The victims and relatives of cases of past atrocities loved and respected Tahir Elçi. With his assassination, and, in his absence, these trials have almost lost their substance; just as peace has lost its meaning after his death. We miss him. Just like we miss peace.



[1] A word of calling for men of older age to express respect and love.

[2] During a military operation held in the Lice county of Diyarbakır province on October 22 1993, 15 civilians, along with one soldier (Yüksel Bayar) and Gendarmerie Regional Commander Brigadier General Bahtiyar Aydın lost their lives.

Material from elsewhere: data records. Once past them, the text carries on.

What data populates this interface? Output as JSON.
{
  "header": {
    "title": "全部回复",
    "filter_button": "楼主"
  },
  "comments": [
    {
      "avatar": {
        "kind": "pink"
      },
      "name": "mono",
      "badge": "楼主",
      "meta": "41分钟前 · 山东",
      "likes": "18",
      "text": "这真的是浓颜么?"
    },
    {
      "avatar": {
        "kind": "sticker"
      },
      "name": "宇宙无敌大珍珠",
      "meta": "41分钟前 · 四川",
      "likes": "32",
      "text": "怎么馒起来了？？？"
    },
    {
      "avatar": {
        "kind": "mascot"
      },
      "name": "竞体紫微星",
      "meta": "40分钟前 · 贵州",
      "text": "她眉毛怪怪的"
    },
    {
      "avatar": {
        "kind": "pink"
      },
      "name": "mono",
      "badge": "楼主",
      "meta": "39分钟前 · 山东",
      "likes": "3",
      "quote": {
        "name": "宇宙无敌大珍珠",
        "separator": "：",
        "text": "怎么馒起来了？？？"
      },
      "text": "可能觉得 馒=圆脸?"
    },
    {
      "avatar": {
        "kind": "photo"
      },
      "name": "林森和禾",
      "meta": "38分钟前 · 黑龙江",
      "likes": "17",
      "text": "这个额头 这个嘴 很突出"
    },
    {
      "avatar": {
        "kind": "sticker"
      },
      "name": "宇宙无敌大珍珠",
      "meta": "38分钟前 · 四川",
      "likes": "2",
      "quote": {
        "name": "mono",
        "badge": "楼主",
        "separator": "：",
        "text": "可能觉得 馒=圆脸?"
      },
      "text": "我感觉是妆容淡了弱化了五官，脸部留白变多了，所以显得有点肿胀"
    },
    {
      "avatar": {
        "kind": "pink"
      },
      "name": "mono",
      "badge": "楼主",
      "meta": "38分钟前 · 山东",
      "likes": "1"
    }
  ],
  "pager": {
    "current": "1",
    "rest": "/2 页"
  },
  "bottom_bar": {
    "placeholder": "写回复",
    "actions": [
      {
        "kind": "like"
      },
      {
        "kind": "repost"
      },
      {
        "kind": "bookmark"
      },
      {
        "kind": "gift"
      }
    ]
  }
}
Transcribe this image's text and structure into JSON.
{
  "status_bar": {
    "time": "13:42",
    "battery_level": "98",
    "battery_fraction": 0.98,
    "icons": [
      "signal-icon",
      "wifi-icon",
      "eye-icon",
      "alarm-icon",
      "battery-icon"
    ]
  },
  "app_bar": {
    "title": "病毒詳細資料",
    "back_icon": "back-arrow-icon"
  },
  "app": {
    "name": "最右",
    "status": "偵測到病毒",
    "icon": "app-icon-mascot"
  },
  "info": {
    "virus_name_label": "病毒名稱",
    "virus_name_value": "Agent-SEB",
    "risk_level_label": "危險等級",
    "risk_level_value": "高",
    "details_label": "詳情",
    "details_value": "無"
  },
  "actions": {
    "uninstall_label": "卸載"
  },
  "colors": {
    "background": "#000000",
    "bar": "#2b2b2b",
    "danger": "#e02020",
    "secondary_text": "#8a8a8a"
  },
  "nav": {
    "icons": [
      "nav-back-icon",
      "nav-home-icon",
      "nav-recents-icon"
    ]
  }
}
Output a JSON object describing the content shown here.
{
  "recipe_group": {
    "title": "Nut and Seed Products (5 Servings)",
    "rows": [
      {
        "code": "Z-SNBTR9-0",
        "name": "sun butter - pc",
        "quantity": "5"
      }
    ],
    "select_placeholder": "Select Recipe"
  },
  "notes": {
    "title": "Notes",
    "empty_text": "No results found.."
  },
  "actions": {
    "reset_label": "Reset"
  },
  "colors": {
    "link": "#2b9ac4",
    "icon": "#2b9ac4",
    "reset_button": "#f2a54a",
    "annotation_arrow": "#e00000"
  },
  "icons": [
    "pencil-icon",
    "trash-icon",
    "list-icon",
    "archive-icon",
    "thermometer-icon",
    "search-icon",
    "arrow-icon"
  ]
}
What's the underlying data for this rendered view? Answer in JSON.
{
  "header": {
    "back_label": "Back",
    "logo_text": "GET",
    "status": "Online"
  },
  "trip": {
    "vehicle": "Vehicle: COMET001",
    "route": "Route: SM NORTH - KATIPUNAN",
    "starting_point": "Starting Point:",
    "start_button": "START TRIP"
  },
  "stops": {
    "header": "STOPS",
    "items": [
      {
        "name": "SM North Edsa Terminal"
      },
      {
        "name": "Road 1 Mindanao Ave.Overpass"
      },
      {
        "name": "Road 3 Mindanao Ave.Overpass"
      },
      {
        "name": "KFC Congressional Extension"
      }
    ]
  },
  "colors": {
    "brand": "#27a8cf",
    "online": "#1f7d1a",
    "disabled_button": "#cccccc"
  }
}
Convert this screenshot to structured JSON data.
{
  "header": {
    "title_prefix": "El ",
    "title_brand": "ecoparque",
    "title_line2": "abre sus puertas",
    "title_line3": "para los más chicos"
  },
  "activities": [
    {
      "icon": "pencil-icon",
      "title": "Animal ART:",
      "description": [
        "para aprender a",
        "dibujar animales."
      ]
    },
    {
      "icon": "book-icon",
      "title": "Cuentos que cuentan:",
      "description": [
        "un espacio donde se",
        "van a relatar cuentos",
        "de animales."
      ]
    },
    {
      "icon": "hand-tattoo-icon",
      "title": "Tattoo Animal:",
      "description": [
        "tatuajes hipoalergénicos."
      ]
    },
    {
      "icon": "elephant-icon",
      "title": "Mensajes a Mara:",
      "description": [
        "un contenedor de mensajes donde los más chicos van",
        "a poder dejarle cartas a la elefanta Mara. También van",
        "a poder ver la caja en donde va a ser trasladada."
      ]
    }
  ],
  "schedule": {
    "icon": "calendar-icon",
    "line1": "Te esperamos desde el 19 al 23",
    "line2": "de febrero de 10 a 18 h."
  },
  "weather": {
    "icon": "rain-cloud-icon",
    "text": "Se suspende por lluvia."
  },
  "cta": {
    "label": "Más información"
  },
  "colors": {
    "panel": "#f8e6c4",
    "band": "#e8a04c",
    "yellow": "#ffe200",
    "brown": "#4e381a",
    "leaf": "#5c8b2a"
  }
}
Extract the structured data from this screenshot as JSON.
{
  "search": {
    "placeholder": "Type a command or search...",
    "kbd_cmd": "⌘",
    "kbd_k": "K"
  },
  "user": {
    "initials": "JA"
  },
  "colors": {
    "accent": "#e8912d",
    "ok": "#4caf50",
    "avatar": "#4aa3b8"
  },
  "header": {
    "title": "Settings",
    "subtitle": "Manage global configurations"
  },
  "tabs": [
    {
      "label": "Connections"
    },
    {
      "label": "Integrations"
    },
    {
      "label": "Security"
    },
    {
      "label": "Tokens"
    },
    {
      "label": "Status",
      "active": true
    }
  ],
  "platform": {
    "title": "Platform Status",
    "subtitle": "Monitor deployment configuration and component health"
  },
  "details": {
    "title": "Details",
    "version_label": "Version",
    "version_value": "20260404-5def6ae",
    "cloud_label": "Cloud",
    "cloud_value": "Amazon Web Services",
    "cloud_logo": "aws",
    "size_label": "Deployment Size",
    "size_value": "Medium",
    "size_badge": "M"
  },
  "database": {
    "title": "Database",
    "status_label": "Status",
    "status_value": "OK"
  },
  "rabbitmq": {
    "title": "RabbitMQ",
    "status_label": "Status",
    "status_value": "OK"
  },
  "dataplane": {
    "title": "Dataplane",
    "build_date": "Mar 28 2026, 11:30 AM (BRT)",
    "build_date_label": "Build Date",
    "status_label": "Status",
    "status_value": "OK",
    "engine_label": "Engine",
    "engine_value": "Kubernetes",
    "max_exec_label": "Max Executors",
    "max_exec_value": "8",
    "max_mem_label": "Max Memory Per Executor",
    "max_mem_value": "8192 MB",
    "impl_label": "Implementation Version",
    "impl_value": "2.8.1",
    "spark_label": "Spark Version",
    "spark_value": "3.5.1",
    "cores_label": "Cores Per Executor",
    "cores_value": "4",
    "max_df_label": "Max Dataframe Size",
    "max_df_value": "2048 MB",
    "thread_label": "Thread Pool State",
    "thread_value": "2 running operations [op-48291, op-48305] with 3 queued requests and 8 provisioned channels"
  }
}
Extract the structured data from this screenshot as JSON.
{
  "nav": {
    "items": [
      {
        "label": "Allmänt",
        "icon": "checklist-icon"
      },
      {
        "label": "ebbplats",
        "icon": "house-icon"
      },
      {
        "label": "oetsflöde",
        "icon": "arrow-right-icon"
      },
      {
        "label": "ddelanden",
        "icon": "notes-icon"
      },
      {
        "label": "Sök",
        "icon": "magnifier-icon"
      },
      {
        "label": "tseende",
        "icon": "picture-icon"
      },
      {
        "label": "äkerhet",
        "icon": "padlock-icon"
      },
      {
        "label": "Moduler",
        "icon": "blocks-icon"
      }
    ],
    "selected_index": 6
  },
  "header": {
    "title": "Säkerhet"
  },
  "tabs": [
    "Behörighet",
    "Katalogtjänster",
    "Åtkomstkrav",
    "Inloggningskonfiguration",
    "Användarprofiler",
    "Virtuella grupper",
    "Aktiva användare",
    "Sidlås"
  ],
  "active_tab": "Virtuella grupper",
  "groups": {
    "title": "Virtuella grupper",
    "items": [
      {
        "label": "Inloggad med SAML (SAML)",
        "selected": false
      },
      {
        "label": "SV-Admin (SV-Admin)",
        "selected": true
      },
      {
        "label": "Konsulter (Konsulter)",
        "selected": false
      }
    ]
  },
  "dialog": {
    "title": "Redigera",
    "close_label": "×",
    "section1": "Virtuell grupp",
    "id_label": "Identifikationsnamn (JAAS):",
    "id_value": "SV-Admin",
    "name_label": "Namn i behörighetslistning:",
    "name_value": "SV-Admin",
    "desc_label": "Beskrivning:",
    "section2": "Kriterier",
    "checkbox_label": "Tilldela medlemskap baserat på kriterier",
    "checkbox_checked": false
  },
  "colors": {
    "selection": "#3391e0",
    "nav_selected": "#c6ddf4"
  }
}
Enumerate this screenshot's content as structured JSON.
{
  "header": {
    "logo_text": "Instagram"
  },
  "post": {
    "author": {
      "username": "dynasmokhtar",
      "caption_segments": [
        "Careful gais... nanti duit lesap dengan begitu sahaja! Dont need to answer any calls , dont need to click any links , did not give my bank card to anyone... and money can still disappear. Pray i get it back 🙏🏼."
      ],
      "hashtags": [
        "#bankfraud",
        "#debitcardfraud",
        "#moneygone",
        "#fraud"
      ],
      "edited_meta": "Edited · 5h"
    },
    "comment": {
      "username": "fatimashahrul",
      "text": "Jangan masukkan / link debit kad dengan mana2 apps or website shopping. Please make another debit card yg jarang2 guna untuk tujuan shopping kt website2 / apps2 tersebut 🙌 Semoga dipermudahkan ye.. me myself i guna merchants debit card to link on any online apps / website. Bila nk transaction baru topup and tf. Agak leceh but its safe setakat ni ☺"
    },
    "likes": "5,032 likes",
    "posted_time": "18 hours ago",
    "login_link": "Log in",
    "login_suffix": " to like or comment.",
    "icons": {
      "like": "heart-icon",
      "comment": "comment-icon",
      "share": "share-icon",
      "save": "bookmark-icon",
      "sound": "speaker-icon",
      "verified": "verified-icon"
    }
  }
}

[3] Operation Gladio is the codename for a clandestine North Atlantic Treaty Organisation (NATO) “stay-behind” operation in Italy during the Cold War. The counterpart of the Italian name Gladio corresponds to paramilitary/counter-guerrilla and Special Warfare Forces in Turkey. For more on the issue, see: http://hakikatadalethafiza.org/en/kaynak/unspoken-truth-enforced-disappearances/

[4] A city in western Turkey, 1,419 kms to Diyarbakir where the province of Lice is located and the crime took place.